Born in 1801, Fane had first met Wellington just after the battle of Waterloo, when at the age of 14, she had danced with him at a ball. In her twenties, she became friendly with Lord Palmerston, who apparently proposed marriage to her. This shedeclined and instead turned her attention once more to the hero of Waterloo. Lady Georgiana, whose beauty was captured in two portraits by Thomas Lawrence, was also highly strung, possibly to the point of neurosis. When she features in the memoirs of her cousin, Lady Arbuthnot, Wellington’s confidante, she is often described as being chronically ‘ill’ and at one point Arbuthnot suspects that her indisposition was ‘almost entirely nervous’. Nevertheless, Wellington seems to have become very fond of the young aristocrat and despite his marriage their friendship developed into romance, with the result that intimate letters were exchanged. After the death of his wife Kitty in 1830, a number of other high society ladies were eager to snare the eligible widower, and possibly because he felt uncomfortable about the increasingly persistent tone of her letters to him, Wellington decided to break off his relationship with Lady Georgiana.

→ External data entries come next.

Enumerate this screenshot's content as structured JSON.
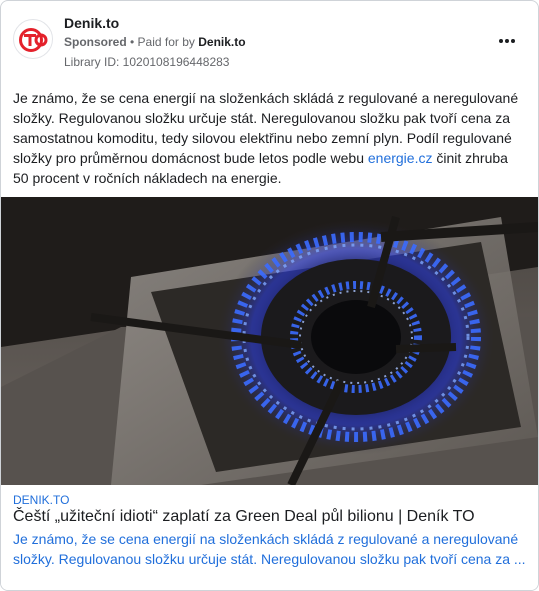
{
  "post": {
    "page_name": "Denik.to",
    "sponsored_label": "Sponsored",
    "separator": " • ",
    "paid_for_prefix": "Paid for by ",
    "paid_for_name": "Denik.to",
    "library_id": "Library ID: 1020108196448283",
    "more_icon": "more-horizontal-icon"
  },
  "body": {
    "text_before_link": "Je známo, že se cena energií na složenkách skládá z regulované a neregulované složky. Regulovanou složku určuje stát. Neregulovanou složku pak tvoří cena za samostatnou komoditu, tedy silovou elektřinu nebo zemní plyn. Podíl regulované složky pro průměrnou domácnost bude letos podle webu ",
    "link_text": "energie.cz",
    "text_after_link": " činit zhruba 50 procent v ročních nákladech na energie."
  },
  "link_preview": {
    "domain": "DENIK.TO",
    "title": "Čeští „užiteční idioti“ zaplatí za Green Deal půl bilionu | Deník TO",
    "description": "Je známo, že se cena energií na složenkách skládá z regulované a neregulované složky. Regulovanou složku určuje stát. Neregulovanou složku pak tvoří cena za ..."
  },
  "colors": {
    "brand_red": "#e4212b",
    "link_blue": "#216fdb",
    "flame_blue": "#3b6cff"
  }
}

However, it seems, that rejection did not discourage Wellington’s dotty admirer, although affection eventually turned to hate. During his final years, Fane tormented the Duke with deranged threats to expose him as someone who had reneged on a promise to marry him, by publishing the love letters he had sent her while a married man. Quite recently Christies sold a letter that had turned up in a drawer at Fulbeck Hall, Lincolnshire, a former seat of the Fane family. In it the Duke, then aged 82, pleaded with Fane’s mother, the Countess of Westmoreland, to ‘prevail upon her Ladyship to cease to molest me with daily vituperative letters’. Naturally, Wellington was wise enough not to preserve these threatening letters, which is a shame, since psychiatrists today would surely recognise the conduct of such a disturbed stalker as symptoms of a mental illness that has delusional erotic or romantic fantasies at its core.
The letter from Fane featured here dates from 15th September 1839, and though it does not appear to touch on the Wellington issue, manages to give a flavour of the stalker’s peculiarly obsessive character. Written in the third person (in itself a sign of egotism) it is addressed from the Bedford Hotel to someone (perhaps a lawyer) who is helping her recover a debt. There are mentions of a writ being served, angry underlinings, and a rather querulous tone that underpins the polite language.
Wellington died not long after he wrote the angry letter to Fane’s mother, but Fane herself lived for another twenty-two years. Following the death of the Countess in 1857, Lady Georgiana spent the next twelve years as the sole mistress of the delectable Brympton d’Evercy, the Fane country seat near Yeovil.
She never married. [RMH]